Kansas City officials, eager to find an anchor tenant for a new arena, will get their first opportunity to lure the Penguins there today.
Mario Lemieux and Ron Burkle, who lead the franchise's ownership group, and other members of the team's front office accepted an invitation to travel to Kansas City and meet with representatives of the city and the Sprint Center, a $276 million multipurpose venue scheduled to open this fall.
The Penguins' lease at Mellon Arena expires in June, and they have attracted expressions of interest from cities across North America that are in the market for a National Hockey League franchise. This will be the first meeting between Penguins executives and people from one of those cities.
It is not known if the team has been contacted by representatives of anyplace except Kansas City, but when Mr. Lemieux announced last month that the franchise no longer was for sale, he made it clear that ownership was prepared to entertain arena proposals from any city seeking an NHL club.
That sentiment was reinforced in a letter he and Mr. Burkle sent to Gov. Ed Rendell, Allegheny County Chief Executive Dan Onorato and Pittsburgh Mayor Luke Ravenstahl last week.

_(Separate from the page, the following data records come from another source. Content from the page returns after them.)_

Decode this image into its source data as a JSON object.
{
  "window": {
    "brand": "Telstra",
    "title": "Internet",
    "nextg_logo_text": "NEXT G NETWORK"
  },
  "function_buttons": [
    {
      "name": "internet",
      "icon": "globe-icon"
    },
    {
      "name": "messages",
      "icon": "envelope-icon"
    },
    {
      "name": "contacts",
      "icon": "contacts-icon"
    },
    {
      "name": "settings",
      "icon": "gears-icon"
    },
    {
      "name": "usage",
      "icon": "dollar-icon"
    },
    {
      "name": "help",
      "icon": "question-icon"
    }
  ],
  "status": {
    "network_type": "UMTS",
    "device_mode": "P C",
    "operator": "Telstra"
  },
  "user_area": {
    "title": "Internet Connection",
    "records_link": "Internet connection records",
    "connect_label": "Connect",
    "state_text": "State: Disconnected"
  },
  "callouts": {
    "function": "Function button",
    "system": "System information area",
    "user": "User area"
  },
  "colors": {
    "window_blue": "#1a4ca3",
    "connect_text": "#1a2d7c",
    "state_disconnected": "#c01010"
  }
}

In that letter, they agreed to meet with those elected officials tomorrow to discuss what is popularly known as "Plan B," a proposal the public officials are formulating to finance construction of an arena here. But they reiterated that "we are in the process of exploring all of our options."
Although no formal deadline for determining where the Penguins will be based next season has been established, the Penguins' letter conveyed the importance of having the matter resolved in the relatively near future.
The urgency is based, in part, on the NHL needing to know where the team will play so that work can begin on its schedule for the 2007-08 season. Also, the Penguins would need considerable time before next season to handle business-related issues such as selling tickets and arranging corporate sponsorships, particularly if they are operating in a new market.
"We appreciate the positive tone of your recent public comments and look forward to seeing what has been described as a plan that is significantly better than the original 'Plan B,' " the letter said.
"It is essential for the future of this franchise that we negotiate an arena deal that makes economic sense for the long term. Please be advised that time is of the essence. We must have something in place well in advance of the March 31 deadline mentioned in your letter [proposing Thursday's meeting]."
Neither Mr. Lemieux nor Kansas City officials could be reached for comment last night.
While groups in cities like Houston and Las Vegas are purported to be shopping for an NHL team, Kansas City has been at the forefront of those hoping to attract one.
All 72 luxury suites at the Sprint Center have been sold, and California venture capitalist William "Boots" Del Biaggio III, who nearly purchased the Penguins in 2005, has an agreement in place to base a franchise there if he is able to acquire one.
Dave Molinari can be reached at DWMolinari@yahoo.com .